▶ [Exercise instructions]
Needed from the entries below: every line that holds the word "screenshot".

Page and application data records
┄┄┄┄┄┄┄┄┄┄

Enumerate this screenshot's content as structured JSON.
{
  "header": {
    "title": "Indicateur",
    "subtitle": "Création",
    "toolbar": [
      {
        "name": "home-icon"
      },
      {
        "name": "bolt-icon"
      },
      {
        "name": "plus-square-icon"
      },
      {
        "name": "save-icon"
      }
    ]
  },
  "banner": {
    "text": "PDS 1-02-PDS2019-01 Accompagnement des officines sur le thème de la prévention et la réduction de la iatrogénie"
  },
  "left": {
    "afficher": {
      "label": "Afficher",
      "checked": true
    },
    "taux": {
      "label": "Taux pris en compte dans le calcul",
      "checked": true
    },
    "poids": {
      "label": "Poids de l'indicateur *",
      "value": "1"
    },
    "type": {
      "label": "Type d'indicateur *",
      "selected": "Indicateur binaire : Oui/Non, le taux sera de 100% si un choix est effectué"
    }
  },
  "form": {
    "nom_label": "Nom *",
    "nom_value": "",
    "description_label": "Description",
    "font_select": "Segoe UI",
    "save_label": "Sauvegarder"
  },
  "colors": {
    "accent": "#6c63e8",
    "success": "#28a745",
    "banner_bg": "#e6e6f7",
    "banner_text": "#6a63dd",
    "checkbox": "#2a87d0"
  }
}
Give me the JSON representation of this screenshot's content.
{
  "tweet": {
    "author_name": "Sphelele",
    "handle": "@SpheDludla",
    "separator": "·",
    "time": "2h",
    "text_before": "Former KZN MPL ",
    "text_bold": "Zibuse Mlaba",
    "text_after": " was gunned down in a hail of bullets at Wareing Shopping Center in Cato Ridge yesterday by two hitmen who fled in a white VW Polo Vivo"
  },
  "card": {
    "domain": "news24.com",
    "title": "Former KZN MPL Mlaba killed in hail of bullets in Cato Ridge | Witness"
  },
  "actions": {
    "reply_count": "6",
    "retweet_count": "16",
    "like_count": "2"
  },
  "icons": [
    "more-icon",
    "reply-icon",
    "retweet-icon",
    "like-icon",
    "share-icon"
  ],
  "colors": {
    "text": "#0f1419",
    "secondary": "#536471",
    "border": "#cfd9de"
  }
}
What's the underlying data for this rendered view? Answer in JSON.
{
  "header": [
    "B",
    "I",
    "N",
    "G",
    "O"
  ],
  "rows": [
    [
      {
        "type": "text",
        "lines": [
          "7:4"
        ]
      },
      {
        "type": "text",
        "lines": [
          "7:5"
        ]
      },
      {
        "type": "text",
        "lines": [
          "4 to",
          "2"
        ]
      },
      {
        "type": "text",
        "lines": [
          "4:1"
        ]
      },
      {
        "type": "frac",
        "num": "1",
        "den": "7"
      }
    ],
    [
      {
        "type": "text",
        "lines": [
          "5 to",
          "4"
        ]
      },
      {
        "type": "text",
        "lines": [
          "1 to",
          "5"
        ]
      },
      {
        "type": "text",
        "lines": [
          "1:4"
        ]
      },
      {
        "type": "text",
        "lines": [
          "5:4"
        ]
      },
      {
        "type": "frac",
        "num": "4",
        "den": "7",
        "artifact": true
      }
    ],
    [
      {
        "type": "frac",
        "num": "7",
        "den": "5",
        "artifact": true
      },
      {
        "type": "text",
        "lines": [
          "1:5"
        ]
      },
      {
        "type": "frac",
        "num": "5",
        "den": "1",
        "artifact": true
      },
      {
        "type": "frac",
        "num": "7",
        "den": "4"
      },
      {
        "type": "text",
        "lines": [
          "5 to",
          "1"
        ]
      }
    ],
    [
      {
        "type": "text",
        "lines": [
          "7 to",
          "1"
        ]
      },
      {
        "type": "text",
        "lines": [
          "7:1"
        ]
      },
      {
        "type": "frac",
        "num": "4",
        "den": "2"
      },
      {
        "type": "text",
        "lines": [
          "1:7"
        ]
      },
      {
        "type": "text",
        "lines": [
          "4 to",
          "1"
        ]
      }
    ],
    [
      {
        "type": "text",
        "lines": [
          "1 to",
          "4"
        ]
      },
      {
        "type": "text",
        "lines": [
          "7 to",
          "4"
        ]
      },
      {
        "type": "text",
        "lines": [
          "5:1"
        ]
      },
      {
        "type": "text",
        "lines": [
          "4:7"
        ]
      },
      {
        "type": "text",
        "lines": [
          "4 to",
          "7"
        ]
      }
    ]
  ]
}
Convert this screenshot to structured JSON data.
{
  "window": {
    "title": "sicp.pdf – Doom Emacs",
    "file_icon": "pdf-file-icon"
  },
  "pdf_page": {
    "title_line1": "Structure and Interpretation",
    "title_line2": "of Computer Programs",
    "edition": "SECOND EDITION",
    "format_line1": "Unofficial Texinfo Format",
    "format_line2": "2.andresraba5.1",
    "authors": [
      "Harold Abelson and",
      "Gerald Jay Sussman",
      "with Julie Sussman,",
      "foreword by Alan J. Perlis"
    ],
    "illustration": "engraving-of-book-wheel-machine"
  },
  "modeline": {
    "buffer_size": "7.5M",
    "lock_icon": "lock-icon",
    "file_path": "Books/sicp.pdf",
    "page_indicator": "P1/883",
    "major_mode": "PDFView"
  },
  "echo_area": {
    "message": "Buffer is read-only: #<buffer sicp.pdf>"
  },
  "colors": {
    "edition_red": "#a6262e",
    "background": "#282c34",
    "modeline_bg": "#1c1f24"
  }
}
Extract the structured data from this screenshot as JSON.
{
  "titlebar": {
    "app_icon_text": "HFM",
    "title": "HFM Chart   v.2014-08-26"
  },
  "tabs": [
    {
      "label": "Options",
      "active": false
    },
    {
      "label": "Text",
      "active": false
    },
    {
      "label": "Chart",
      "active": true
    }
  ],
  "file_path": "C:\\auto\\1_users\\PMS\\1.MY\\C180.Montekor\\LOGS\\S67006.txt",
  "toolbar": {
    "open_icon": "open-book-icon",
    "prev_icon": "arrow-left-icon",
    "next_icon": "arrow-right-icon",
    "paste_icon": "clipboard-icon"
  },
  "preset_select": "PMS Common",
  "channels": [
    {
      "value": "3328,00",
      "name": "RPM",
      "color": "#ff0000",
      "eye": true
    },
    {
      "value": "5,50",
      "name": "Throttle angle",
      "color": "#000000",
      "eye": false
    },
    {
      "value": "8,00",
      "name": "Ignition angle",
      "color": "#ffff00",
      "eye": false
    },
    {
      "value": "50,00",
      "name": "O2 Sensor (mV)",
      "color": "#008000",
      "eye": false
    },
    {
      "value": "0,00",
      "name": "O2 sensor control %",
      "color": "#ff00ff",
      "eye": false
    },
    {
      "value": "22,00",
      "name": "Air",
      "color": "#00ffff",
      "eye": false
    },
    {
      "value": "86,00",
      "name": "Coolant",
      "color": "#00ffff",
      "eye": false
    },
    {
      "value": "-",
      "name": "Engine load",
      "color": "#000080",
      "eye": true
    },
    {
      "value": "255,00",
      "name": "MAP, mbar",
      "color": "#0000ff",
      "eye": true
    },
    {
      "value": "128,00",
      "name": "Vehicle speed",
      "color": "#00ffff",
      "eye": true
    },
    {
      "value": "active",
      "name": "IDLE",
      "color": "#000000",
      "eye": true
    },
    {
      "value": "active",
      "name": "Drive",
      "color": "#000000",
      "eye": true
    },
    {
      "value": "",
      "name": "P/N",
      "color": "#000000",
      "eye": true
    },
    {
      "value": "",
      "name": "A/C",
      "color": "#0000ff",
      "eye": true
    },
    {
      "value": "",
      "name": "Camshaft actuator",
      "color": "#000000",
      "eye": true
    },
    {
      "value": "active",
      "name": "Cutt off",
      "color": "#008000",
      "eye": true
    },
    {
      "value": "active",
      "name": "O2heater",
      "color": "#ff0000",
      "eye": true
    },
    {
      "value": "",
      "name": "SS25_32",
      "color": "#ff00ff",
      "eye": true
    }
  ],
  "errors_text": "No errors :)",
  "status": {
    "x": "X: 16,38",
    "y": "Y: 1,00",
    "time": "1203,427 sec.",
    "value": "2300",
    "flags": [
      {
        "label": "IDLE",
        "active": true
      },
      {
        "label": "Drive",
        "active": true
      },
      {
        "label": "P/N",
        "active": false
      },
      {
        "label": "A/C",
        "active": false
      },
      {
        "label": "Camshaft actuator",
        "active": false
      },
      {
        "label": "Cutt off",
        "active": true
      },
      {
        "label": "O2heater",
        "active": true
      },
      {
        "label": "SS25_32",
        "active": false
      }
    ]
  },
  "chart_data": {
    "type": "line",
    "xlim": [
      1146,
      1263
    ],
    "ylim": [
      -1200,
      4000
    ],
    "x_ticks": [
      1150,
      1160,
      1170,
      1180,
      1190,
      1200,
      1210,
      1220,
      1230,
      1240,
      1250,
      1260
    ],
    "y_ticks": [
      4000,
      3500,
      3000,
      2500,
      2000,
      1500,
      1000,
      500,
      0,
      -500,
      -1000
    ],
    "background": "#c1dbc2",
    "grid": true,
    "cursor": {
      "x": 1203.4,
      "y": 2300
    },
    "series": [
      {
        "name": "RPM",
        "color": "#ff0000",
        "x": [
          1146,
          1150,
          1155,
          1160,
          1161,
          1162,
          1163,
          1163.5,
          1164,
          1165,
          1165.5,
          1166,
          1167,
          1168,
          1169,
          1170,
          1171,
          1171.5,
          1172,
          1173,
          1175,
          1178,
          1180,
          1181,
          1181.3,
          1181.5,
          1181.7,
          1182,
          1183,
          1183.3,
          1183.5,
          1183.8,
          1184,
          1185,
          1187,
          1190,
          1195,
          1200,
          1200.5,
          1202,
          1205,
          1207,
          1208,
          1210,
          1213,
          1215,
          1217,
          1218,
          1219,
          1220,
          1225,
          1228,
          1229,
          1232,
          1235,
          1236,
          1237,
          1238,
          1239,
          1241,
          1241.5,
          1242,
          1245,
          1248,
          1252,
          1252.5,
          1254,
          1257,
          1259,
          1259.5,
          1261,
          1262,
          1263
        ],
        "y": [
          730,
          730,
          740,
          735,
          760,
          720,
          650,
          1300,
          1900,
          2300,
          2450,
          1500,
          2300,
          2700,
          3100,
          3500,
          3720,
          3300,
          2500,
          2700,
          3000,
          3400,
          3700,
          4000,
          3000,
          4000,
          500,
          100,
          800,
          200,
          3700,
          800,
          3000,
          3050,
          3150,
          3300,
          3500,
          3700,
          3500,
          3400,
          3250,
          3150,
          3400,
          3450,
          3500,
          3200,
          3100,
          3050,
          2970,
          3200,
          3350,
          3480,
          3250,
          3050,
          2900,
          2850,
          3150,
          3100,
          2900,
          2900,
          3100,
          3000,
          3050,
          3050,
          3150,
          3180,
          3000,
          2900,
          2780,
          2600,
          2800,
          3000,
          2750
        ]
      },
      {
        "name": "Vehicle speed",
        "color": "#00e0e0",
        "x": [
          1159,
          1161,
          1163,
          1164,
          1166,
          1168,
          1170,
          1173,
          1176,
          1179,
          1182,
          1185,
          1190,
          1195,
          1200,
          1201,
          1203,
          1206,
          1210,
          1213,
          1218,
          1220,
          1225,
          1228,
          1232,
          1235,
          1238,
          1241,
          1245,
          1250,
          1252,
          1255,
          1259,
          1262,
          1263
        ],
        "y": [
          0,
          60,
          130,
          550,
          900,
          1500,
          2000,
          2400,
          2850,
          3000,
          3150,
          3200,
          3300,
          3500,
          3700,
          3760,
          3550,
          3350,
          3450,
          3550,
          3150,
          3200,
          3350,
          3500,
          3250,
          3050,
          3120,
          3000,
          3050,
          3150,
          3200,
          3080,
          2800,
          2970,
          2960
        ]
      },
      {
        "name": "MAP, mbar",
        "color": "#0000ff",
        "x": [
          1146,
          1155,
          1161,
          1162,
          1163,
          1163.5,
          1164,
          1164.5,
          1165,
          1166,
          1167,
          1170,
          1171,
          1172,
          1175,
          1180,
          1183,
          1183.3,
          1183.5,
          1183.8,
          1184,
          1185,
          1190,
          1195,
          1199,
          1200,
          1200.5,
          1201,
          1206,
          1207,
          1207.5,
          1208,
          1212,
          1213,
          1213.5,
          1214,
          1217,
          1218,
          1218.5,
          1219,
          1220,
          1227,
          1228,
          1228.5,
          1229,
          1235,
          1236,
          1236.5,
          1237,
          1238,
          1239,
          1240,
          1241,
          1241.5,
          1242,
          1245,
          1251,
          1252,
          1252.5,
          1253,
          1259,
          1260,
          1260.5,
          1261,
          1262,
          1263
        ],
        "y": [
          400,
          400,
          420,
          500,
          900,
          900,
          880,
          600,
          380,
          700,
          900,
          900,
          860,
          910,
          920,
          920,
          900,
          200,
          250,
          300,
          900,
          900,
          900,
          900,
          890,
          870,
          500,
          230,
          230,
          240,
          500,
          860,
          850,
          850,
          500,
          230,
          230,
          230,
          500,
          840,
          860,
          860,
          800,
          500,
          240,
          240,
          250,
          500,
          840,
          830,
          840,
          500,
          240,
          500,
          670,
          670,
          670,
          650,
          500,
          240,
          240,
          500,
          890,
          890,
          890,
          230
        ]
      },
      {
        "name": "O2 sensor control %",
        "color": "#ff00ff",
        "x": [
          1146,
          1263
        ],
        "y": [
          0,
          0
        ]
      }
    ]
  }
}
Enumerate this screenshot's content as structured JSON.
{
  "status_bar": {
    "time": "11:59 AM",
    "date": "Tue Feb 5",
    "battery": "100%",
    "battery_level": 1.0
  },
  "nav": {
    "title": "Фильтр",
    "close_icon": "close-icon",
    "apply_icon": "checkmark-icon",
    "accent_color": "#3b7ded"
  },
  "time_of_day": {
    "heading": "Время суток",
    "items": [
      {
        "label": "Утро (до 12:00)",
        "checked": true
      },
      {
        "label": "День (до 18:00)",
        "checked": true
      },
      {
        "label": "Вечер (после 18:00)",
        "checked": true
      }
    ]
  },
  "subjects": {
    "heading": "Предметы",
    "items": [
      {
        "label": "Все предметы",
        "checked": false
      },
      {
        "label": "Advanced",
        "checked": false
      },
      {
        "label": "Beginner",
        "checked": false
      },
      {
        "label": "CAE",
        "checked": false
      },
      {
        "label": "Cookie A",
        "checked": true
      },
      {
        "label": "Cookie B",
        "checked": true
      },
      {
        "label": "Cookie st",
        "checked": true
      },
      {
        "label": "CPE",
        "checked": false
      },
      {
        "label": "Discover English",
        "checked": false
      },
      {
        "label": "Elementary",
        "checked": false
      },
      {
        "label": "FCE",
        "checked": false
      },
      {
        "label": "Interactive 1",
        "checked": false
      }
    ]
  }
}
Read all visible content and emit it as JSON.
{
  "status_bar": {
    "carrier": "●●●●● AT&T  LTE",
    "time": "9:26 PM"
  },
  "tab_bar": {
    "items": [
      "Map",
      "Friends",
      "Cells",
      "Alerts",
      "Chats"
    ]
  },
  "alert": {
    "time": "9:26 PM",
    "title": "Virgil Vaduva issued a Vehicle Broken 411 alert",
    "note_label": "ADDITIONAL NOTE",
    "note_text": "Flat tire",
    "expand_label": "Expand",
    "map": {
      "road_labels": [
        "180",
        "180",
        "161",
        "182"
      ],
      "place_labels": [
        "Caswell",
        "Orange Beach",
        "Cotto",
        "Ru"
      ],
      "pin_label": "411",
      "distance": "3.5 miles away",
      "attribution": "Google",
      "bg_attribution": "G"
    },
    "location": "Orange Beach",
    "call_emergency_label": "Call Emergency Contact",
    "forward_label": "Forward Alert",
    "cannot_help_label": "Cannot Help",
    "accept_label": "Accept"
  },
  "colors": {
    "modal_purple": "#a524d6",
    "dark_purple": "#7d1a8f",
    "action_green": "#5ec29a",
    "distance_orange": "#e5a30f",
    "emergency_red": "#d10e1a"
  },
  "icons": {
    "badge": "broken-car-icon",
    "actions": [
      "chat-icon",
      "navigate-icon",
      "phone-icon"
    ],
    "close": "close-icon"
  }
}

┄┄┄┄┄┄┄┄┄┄

▶ [Task result]
Enumerate this screenshot's content as structured JSON.
Give me the JSON representation of this screenshot's content.
Convert this screenshot to structured JSON data.
Extract the structured data from this screenshot as JSON.
Enumerate this screenshot's content as structured JSON.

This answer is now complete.